Foreign Ministry assigns officer to read Donald Trump’s tweets
The Ministry of Foreign Affairs’ North American Affairs Bureau recently assigned an officer to screen Trump’s tweets, especially those related to Korea and northeast Asia.
The Korean government is still in the process of building ties with Trump’s and does not have a lot of insight into his foreign policies -- like most of the world. His 140-character posts are currently the most effective insight into policies of the incoming administration.
On Monday, Trump posted on Twitter: “North Korea just stated that it is in the final stages of developing a nuclear weapon capable of reaching parts of the U.S. It won't happen!”
He called out China on the same day, tweeting: “China has been taking out massive amounts of money & wealth from the U.S. in totally one-sided trade, but won't help with North Korea. Nice!”
The posts came as Seoul was getting worried that the North Korea issue would be put on even a more remote backburner by the Trump administration as it was under Barack Obama.
As of Thursday, the North Korea post had been retweeted over 25,000 times and garnered over 86,000 likes.
In the past, statements by Washington on key policies would involve the Korean Embassy in Washington writing a report to send back to Seoul.
These days, Seoul was able to learn of Trump’s take on North Korea immediately and directly via Twitter.
Analysts tentatively suggest that Trump’s tweets suggest that North Korea will be a key national security issue for his administration – along with Beijing’s role in reigning Pyongyang in.
Korean Foreign Minister Yun Byung-se himself does not use Twitter but any key policy issues tweeted by Trump are reported to him right away.
The Korean Ministry of Foreign Affairs welcomed Trump’s Monday tweet about North Korea, interpreting the message as a “clear warning” by the president-elect to North Korea on its nuclear and missile provocations.

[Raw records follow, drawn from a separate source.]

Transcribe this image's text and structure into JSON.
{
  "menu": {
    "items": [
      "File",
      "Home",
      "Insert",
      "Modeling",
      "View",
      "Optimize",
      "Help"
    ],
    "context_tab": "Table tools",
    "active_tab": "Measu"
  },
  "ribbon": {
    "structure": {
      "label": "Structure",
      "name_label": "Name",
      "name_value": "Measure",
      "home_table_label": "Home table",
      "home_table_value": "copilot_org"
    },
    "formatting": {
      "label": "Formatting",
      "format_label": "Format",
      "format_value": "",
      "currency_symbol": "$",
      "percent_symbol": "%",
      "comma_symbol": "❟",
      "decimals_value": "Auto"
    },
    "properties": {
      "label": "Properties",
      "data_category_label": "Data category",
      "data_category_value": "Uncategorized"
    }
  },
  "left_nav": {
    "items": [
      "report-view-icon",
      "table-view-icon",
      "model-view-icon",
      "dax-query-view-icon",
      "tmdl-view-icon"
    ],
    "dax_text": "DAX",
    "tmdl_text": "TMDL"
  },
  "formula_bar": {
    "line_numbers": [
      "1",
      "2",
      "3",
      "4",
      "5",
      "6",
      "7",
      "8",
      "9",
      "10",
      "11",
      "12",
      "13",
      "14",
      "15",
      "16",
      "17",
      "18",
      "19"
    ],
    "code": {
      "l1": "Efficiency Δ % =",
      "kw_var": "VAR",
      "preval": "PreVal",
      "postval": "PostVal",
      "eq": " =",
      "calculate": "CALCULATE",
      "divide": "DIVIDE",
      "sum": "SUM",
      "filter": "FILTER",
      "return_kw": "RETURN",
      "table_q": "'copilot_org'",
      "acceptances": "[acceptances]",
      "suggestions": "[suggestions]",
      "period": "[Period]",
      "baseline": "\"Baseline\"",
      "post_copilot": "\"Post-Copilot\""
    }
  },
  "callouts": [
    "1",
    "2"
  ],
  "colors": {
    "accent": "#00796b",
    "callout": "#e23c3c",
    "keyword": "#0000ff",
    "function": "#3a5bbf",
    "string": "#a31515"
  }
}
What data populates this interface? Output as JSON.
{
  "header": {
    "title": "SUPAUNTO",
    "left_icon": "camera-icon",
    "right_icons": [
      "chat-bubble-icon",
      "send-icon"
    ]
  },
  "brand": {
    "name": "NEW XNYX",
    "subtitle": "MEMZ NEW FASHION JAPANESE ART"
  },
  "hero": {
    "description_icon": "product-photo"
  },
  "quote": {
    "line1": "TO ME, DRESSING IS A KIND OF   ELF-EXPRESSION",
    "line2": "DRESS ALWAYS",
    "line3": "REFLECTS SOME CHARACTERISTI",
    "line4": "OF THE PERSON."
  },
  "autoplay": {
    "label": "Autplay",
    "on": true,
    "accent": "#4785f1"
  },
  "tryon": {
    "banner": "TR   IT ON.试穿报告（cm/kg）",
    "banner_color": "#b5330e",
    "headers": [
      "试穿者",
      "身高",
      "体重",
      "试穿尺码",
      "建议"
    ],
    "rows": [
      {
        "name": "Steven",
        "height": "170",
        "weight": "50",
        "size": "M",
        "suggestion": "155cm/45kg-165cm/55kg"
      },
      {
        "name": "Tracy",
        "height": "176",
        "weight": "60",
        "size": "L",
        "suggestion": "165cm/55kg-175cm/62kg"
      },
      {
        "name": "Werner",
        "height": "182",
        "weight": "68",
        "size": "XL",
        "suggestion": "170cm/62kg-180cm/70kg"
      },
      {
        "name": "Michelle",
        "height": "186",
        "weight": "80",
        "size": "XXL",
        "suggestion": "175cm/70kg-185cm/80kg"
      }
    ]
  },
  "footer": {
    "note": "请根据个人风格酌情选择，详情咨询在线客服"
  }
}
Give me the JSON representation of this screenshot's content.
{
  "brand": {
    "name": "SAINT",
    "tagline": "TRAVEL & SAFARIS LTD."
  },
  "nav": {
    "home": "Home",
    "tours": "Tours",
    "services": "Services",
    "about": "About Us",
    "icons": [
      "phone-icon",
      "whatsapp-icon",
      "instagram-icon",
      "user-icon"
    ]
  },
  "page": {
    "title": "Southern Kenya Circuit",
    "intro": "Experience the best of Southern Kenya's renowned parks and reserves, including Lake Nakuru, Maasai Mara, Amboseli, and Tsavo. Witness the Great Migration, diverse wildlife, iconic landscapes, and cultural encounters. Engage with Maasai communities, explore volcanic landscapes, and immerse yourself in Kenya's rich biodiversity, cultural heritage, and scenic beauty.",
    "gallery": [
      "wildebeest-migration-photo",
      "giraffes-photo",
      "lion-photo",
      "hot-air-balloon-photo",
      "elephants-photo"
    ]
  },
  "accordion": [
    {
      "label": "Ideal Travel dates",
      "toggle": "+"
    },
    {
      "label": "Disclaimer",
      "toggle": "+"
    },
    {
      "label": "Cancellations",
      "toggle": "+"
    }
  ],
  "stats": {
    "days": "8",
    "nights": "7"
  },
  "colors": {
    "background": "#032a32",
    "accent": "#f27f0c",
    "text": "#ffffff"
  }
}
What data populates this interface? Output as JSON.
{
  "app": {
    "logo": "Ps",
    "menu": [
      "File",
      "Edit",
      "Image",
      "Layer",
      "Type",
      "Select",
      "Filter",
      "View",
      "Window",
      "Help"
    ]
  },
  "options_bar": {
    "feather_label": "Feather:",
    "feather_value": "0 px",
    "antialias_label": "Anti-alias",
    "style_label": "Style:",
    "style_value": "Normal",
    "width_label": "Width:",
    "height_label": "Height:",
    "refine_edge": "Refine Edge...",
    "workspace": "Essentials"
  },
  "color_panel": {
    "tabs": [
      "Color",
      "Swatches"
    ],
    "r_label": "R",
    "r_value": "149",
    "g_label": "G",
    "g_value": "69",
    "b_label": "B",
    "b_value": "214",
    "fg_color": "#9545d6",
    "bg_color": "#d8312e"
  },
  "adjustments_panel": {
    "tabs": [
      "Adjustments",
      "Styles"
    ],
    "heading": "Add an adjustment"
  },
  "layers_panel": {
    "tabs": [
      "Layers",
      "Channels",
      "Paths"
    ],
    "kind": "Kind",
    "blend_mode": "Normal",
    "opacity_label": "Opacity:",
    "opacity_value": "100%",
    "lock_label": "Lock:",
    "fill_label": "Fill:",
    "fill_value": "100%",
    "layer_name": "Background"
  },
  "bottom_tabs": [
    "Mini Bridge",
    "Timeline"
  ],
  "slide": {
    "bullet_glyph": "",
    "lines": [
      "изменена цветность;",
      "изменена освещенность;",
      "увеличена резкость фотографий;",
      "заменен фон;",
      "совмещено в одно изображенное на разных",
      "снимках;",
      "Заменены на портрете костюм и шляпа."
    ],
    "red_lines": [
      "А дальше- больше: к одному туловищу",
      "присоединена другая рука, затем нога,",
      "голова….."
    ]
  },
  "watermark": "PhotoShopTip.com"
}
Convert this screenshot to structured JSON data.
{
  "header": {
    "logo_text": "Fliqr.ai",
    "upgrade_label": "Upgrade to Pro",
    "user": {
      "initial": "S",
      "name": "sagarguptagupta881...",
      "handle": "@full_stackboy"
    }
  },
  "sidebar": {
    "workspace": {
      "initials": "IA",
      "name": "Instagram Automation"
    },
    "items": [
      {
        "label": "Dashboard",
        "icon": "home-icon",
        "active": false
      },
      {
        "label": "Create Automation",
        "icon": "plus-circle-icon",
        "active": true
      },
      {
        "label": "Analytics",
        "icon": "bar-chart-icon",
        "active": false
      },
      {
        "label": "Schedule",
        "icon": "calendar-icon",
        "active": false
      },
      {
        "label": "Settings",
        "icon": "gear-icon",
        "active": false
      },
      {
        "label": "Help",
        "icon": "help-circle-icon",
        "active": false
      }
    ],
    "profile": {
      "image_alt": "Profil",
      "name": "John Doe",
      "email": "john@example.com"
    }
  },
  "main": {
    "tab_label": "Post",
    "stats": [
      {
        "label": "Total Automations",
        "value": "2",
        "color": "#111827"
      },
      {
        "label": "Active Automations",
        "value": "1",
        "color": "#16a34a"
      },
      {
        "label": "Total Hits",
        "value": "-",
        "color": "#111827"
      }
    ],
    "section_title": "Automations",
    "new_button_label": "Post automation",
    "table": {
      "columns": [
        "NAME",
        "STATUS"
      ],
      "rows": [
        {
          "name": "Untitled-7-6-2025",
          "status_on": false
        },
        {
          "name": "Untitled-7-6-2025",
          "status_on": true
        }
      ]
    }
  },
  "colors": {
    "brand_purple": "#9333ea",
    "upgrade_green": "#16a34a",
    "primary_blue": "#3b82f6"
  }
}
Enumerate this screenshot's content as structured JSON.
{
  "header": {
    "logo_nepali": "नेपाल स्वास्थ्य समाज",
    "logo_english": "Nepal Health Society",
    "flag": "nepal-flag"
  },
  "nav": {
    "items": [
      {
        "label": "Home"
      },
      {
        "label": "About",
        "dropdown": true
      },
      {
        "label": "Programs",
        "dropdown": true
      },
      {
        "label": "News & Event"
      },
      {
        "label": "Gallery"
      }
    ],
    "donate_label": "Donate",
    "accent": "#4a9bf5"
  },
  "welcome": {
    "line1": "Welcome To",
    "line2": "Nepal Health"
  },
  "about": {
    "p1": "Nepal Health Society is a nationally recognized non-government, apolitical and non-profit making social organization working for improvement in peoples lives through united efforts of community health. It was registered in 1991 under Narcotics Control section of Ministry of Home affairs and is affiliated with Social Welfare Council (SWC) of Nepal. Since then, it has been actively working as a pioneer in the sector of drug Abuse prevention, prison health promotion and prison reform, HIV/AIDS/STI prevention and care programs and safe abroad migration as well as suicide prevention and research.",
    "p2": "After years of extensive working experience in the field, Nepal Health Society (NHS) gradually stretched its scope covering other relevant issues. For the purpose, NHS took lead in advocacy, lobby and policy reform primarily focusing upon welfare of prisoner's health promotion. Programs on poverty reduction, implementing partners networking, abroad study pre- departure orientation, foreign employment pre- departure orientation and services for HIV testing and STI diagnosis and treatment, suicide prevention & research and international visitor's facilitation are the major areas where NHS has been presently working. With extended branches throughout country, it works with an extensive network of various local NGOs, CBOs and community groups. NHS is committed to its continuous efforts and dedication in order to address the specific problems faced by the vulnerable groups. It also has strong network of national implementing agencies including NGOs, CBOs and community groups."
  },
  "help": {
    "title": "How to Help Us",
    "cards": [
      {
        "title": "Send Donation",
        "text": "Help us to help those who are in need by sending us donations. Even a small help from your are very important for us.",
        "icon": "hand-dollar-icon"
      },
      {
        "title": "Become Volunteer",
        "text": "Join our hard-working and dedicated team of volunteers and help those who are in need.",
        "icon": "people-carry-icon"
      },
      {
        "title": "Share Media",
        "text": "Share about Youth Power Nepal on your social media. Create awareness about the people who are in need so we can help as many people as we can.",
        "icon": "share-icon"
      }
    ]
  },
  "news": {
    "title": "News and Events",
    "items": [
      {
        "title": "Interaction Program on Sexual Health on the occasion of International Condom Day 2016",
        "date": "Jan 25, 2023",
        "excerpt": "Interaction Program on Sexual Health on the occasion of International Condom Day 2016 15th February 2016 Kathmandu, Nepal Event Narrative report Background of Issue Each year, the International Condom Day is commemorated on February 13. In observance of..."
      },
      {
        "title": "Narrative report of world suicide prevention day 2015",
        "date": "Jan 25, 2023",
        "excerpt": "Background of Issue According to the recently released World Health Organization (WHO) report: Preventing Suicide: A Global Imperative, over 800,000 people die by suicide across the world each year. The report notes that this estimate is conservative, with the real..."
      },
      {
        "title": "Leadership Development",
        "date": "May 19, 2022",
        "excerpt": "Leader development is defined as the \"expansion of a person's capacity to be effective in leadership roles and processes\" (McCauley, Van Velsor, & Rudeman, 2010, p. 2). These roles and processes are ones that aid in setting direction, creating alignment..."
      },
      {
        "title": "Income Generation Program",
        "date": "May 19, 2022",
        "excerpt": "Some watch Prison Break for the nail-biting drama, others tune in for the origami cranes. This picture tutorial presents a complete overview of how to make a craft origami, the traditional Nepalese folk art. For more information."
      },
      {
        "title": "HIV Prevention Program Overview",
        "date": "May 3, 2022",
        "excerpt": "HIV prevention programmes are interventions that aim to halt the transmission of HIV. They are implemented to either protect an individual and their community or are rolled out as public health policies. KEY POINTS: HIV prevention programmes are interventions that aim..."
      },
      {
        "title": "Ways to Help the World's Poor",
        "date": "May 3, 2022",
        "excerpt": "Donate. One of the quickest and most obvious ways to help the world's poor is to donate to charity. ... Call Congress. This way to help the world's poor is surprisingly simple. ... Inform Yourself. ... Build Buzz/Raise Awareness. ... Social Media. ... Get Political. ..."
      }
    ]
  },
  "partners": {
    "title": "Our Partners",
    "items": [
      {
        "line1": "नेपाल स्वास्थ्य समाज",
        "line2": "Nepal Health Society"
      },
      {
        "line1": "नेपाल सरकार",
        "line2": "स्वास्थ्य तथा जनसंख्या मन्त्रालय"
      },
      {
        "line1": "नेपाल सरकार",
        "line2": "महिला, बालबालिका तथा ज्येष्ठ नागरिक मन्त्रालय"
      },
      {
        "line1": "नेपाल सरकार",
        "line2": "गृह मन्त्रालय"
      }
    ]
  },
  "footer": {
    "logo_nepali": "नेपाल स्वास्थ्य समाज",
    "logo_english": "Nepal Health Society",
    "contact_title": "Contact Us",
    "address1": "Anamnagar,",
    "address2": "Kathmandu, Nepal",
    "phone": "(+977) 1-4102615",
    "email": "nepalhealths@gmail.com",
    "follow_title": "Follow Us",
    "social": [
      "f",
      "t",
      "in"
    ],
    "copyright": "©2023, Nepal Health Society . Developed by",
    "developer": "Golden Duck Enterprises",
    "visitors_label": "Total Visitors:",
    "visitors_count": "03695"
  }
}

“President-elect Trump’s Twitter message is his first time explicitly mentioning the North Korea nuclear issue Since he was elected, which makes it significant,” said South Korean Foreign Ministry spokesman Cho June-hyuck in a briefing Tuesday, “and can be interpreted as a clear warning about Kim Jong-un’s New Year address on ICBM and the possibility of provocations.”
Despite speculation that Trump’s use of Twitter would be reined in once he becomes president, his transition team has bragged of his use of social media to reach out to the public.
"The fact of the matter is that when he tweets, he gets results," Sean Spicer, Trump's incoming press secretary, told ABC News on Sunday.
“He holds a lot of disgruntlement that key, influential media outlets did not interview him or made distorted reports on him during the election period,” a Korean government official who has met with members of the incoming Trump administration said. “So he took to Twitter to directly communicate with voters, and even posts made by mistake were retweeted rapidly to the point it could not be contained. So he saw the effectiveness of this method.”
“It seems that his negotiation style -- sounding out the intentions of the other side and using leverage -- is being reflected through his Twitter activity,” Kim Hyun-wook, a professor at Korea National Diplomatic Academy, said. “However, Twitter does not go into detail about his policies, thus the government has to take into consideration many different scenarios and communicate with civilians and quasi-governmental channels to be prepared for an ever-changing situation.”
BY YOO JEE-HYE SARAH KIM [firstname.lastname@example.org]